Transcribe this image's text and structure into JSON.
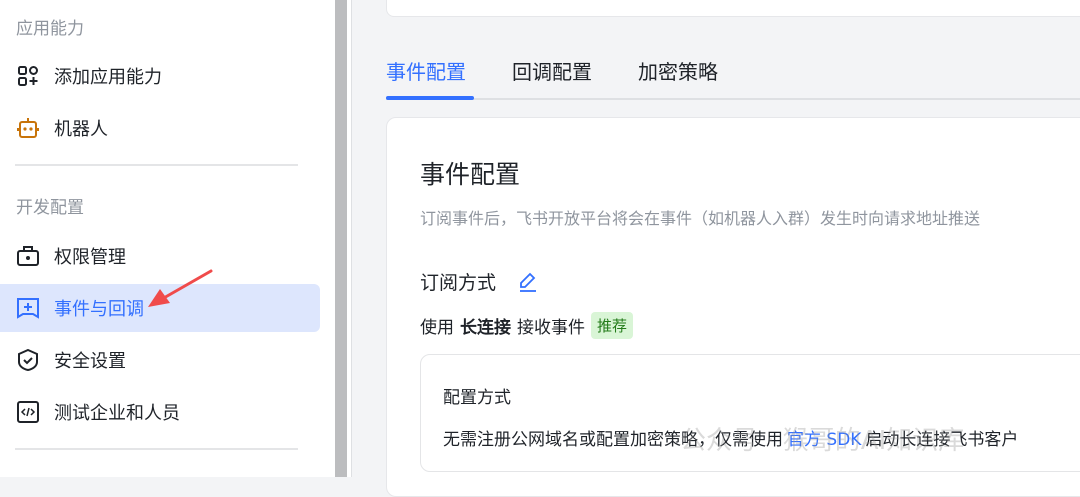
{
  "sidebar": {
    "section1": "应用能力",
    "section2": "开发配置",
    "items": [
      {
        "label": "添加应用能力",
        "icon": "apps-add-icon"
      },
      {
        "label": "机器人",
        "icon": "robot-icon"
      },
      {
        "label": "权限管理",
        "icon": "permission-icon"
      },
      {
        "label": "事件与回调",
        "icon": "event-icon",
        "active": true
      },
      {
        "label": "安全设置",
        "icon": "shield-icon"
      },
      {
        "label": "测试企业和人员",
        "icon": "code-icon"
      }
    ]
  },
  "tabs": [
    {
      "label": "事件配置",
      "active": true
    },
    {
      "label": "回调配置"
    },
    {
      "label": "加密策略"
    }
  ],
  "card": {
    "title": "事件配置",
    "description": "订阅事件后，飞书开放平台将会在事件（如机器人入群）发生时向请求地址推送",
    "subscribe_label": "订阅方式",
    "mode_prefix": "使用",
    "mode_bold": "长连接",
    "mode_suffix": "接收事件",
    "tag": "推荐",
    "config_title": "配置方式",
    "config_text_before": "无需注册公网域名或配置加密策略，仅需使用",
    "config_link": "官方 SDK",
    "config_text_after": "启动长连接飞书客户"
  },
  "watermark": "公众号 · 猴哥的AI知识库",
  "colors": {
    "accent": "#3370ff",
    "active_bg": "#dde6fd",
    "tag_bg": "#d9f5d6",
    "arrow": "#f04b4b"
  }
}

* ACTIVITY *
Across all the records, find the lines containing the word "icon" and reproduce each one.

* ANSWER SECTION *
        "icon": "apps-add-icon"
        "icon": "robot-icon"
        "icon": "permission-icon"
        "icon": "event-icon",
        "icon": "shield-icon"
        "icon": "code-icon"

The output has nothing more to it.